So as someone that is half Turkish, I take an interest in the local Turkish food scene wherever I happen to be, because, well I’m Turkish and love food. In the last 3-6 months the Turkish food scene in Oxford has seen some unexpected growth. For example Antep Kitchen popped up out of nowhere taking residence in the place Aziz used to be located.
From first impressions, you can’t deny that it looks nice from the outside with an elegant sign and nice name being short for the place in Turkey called Gaziantep, one of the oldest continuously
Food and drink
The grill was impressive and stretched across the right hand side as you walk in the front door with various kebabs being grilled at any given point in time.
Above you can see Antep’s bread oven which was in constant use throughout the night we were there.
Below you can see our Balloon Bread, a traditional Turkish bread called ‘Lavaş’ (pronounced lavash) in Turkey. I have to admit this really tasted like the real thing accompanied by yoghurt dip and a separate
Below you can see the Hot Mixed Meze (£12.95). This consisted of Falafel, Grilled Halloumi, Calamari and Sucuk and was absolutely incredible. From the taste of each item to the presentation of it all together they really nailed this.
Above you can see Antep’s Virgin Mojito (alcohol free Mojito, £4.50) which was very sweet indeed but tasted lovely.
Something I eat a lot when I visit Turkey is Pide (pronounced pee-day). Pide is flat bread baked with toppings in a stone oven. Pide and its various varieties are wide spread through Turkey and are established as an important food. The base is a flat-bread of a similar style to pita, chapati, or pizza crust.

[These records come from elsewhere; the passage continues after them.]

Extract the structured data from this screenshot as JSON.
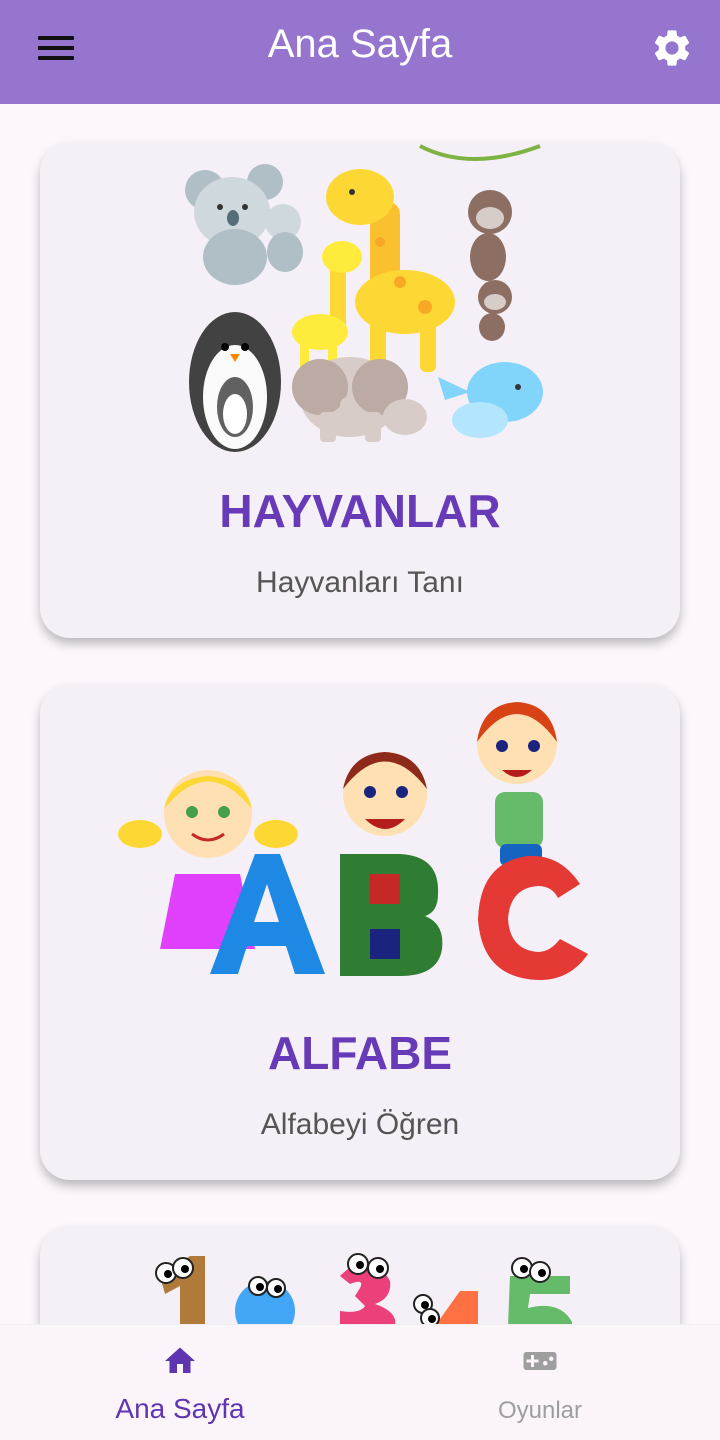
{
  "appbar": {
    "title": "Ana Sayfa",
    "menu_icon": "hamburger-menu-icon",
    "settings_icon": "gear-icon"
  },
  "cards": [
    {
      "title": "HAYVANLAR",
      "subtitle": "Hayvanları Tanı",
      "image": "animals-illustration"
    },
    {
      "title": "ALFABE",
      "subtitle": "Alfabeyi Öğren",
      "image": "abc-kids-illustration"
    },
    {
      "title": "",
      "subtitle": "",
      "image": "numbers-illustration"
    }
  ],
  "bottom_nav": {
    "items": [
      {
        "label": "Ana Sayfa",
        "icon": "home-icon",
        "active": true
      },
      {
        "label": "Oyunlar",
        "icon": "gamepad-icon",
        "active": false
      }
    ]
  },
  "colors": {
    "appbar": "#9575cd",
    "accent": "#673ab7",
    "card_bg": "#f5f0f7",
    "page_bg": "#fdf7fd"
  }
}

I should have mentioned earlier but Sucuk (pronounced sooh-jook) is also a favourite Turkish ingredient of mine. Sucuk is essentially ground beef or lamb seasoned and made into a sausage – delicious.
So combining both of these together is almost Turkey’s answer to the pepperoni pizza, and in my opinion is better than one when done well.
This Sucuk Pizza was comparable to some of the nicest I’ve had in turkey which says a lot. From the dough, to the cheeses used and most importantly the quality of the Sucuk itself. 10/10 for this dish.
Above you can see the Sucuk Pide and one of Antep’s signature dishes called, Kuzu Sarma Beyti (£15.50) which surprisingly I’ve never heard of or tried before in Turkey. What a dish though! Just look at it. Plenty of their quality rice, roasted peppers and marinated minced lamb seasoned with garlic and herbs, grilled over charcoal, wrapped in bread with cheese. And of course in true Turkish style a big old dollop of Yoghurt in the middle.
Both were of fine quality, particularly the Baklava. I have had better Künefe in other places though.
Conclusions and final thoughts
So to conclude, my thoughts on the food at Antep are that they have an excellent menu and offer high-quality Turkish food. Their drinks selection was good also I noticed they offered the national Turkish spirit, Raki as well as the most popular Turkish beer Efes which I would expect to see.
If you are interested in trying Turkish food I urge you to go and see for yourself how their food and service stacks up to their online ranking.
If you’d like to, you can check out more of our food and drinks reviews in Oxford here.